Given data: Begin

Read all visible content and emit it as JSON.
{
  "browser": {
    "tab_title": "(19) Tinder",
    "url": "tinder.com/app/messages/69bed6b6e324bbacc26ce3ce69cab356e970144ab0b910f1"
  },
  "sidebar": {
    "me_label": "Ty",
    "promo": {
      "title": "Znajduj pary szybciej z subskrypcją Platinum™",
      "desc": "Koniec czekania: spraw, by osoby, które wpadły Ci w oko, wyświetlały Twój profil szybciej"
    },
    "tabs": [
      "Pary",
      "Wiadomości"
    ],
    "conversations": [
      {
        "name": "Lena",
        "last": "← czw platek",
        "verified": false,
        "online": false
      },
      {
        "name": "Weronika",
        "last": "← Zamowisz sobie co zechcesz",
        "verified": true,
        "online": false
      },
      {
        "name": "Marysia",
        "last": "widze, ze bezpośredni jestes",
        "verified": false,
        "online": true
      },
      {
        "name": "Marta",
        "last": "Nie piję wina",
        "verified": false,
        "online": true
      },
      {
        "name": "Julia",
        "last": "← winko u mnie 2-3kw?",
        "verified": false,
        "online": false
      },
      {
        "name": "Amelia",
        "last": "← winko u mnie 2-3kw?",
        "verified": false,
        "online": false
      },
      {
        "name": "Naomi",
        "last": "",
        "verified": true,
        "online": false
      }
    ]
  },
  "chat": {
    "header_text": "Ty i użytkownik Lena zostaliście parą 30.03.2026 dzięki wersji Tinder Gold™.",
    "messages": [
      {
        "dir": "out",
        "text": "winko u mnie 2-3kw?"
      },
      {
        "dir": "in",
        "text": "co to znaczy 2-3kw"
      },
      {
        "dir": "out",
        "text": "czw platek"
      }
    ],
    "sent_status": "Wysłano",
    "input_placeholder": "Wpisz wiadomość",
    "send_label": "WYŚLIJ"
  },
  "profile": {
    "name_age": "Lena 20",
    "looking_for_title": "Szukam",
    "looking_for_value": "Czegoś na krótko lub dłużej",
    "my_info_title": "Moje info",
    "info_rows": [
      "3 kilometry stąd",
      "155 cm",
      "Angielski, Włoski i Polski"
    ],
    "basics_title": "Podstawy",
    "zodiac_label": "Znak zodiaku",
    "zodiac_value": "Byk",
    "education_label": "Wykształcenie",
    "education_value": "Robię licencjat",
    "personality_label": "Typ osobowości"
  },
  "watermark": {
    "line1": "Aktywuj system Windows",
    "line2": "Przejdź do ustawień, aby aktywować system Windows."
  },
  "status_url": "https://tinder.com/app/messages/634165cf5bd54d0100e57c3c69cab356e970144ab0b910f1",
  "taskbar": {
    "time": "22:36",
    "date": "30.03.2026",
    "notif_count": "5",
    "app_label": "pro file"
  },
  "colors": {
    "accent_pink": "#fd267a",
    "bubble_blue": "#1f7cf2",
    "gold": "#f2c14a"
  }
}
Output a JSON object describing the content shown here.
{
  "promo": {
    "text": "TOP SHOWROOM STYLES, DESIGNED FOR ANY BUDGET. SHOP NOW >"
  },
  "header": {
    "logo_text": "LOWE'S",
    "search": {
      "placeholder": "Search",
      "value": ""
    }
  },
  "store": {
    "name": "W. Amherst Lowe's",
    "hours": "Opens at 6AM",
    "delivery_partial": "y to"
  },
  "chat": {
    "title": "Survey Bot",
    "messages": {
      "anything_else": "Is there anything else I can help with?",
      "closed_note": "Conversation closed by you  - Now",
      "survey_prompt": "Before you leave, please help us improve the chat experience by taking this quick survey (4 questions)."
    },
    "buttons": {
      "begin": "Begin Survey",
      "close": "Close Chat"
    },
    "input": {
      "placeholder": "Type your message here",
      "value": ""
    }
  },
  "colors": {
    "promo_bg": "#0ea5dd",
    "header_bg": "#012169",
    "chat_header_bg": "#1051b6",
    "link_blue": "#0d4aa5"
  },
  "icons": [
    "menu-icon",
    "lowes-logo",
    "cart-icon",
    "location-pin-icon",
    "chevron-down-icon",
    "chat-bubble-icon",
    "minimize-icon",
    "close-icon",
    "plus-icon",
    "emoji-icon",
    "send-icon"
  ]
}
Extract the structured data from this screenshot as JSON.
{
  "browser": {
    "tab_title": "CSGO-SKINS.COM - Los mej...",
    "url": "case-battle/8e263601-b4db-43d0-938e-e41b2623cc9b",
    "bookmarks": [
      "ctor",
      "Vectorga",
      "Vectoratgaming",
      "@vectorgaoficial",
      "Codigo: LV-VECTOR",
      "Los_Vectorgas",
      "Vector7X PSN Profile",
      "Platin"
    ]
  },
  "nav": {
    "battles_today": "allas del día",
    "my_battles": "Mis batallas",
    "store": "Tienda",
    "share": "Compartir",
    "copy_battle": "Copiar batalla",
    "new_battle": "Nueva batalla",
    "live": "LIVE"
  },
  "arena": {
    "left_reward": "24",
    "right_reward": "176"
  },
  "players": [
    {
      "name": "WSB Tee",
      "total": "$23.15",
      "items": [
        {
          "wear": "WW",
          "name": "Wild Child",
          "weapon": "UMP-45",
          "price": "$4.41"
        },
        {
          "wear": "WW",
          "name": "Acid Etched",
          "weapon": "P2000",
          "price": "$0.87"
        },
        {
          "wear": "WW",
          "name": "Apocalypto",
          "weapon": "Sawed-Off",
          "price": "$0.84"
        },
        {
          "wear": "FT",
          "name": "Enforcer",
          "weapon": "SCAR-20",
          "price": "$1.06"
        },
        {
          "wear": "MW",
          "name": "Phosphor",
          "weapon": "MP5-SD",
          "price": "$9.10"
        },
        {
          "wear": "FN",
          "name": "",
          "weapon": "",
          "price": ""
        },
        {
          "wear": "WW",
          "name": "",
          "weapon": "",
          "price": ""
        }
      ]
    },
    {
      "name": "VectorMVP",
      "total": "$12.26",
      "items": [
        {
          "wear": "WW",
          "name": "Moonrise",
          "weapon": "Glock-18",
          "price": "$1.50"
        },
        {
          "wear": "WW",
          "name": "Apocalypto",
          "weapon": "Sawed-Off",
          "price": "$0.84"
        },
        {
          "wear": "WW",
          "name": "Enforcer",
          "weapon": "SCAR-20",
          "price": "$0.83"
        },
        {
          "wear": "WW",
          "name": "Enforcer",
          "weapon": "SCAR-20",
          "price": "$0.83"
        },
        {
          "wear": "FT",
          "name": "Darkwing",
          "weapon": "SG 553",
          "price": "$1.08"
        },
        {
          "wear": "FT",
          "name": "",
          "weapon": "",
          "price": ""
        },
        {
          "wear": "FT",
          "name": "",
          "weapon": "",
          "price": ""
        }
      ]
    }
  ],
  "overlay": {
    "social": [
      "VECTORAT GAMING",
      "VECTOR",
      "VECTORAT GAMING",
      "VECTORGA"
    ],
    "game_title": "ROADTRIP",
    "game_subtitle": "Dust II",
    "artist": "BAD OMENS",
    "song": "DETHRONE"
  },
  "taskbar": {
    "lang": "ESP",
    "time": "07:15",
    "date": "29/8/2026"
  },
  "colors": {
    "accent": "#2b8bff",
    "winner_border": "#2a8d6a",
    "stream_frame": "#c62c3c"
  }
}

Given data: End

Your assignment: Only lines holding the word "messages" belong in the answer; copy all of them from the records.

Answer to this task:
    "url": "tinder.com/app/messages/69bed6b6e324bbacc26ce3ce69cab356e970144ab0b910f1"
    "messages": [
  "status_url": "https://tinder.com/app/messages/634165cf5bd54d0100e57c3c69cab356e970144ab0b910f1",
    "messages": {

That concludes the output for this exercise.